Adjective "aggrieved" definition and examples

Pronunciation

/əˈɡriːvd/

Definitions and examples

adjective

Feeling resentment at having been unfairly treated.
  1. 'In most parts of the world, an aggrieved party has to prove that what is said about them is a lie.'
  2. 'What was necessary was that the aggrieved party should be able to identify the basis of the decision.'
  3. 'Where such a link is proven, the employer could be in for a nasty blow to his bank balance if the aggrieved party takes a case and wins.'
  4. 'I suppose there are the blogs that are very rude and offensive with no redress for the aggrieved party.'
  5. 'It is bad manners to push a new relationship on your friends and very bad manners to bad-mouth the aggrieved party.'
  6. 'In both cases any breach of an order or undertaking which gives rise to damage or loss shall be actionable by the aggrieved third party.'
  7. 'Thus an aggrieved party had an alternative remedy for the wrong valuation, a remedy against the valuer.'
  8. 'It is an equitable remedy by which the court can enable an aggrieved party to obtain restitution.'
  9. 'Sure, it recognises that there are one or two aggrieved parties; of course it does.'
  10. 'If a judgment has been obtained by perjured evidence remedies are available to the aggrieved party.'

Definitions

1. wronged, offended, or injured: He felt himself aggrieved.

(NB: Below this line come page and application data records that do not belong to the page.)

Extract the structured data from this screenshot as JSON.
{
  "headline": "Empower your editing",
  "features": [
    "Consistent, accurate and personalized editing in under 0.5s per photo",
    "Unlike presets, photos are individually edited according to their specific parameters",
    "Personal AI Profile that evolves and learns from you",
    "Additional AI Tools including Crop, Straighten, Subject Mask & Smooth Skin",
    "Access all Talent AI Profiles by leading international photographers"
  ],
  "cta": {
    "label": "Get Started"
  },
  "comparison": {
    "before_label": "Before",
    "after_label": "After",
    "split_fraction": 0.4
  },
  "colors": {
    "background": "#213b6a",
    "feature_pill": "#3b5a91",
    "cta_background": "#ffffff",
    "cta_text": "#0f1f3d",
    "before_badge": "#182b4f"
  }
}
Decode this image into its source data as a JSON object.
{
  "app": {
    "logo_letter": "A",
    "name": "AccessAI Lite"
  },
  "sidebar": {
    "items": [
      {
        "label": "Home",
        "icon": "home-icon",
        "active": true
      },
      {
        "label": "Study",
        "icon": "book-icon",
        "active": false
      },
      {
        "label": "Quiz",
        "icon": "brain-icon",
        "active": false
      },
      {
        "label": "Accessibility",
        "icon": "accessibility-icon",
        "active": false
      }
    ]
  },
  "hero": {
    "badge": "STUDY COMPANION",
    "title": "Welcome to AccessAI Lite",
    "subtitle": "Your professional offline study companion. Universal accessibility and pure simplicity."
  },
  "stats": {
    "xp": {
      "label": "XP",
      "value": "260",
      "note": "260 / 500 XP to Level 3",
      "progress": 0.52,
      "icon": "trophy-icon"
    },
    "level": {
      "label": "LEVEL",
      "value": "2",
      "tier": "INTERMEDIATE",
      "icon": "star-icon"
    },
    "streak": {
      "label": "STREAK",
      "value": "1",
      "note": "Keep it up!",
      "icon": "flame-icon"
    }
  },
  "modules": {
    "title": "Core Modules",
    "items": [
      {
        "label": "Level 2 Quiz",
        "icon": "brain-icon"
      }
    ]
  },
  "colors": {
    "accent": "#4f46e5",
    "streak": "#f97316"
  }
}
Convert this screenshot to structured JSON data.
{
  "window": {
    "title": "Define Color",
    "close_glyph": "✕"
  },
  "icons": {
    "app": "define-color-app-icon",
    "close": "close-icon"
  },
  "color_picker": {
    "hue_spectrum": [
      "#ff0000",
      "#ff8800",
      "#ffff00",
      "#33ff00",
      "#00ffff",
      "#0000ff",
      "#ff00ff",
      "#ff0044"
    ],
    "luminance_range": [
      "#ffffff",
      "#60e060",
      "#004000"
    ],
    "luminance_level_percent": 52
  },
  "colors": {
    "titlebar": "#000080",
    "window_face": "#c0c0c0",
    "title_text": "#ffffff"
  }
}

2. Law. deprived of legal rights or claims.

3. troubled; worried; disturbed; unhappy.

More examples(as adjective)

"people can be aggrieved in ways."

"people can be aggrieved at tirades."

"people can be aggrieved at thoughts."

"people can be aggrieved at incidents."

"people can be aggrieved at flares."

More examples++

Origin

Middle English (in the sense ‘distressed’): past participle of aggrieve, from Old French agrever ‘make heavier’, based on Latin aggravare (see aggravate).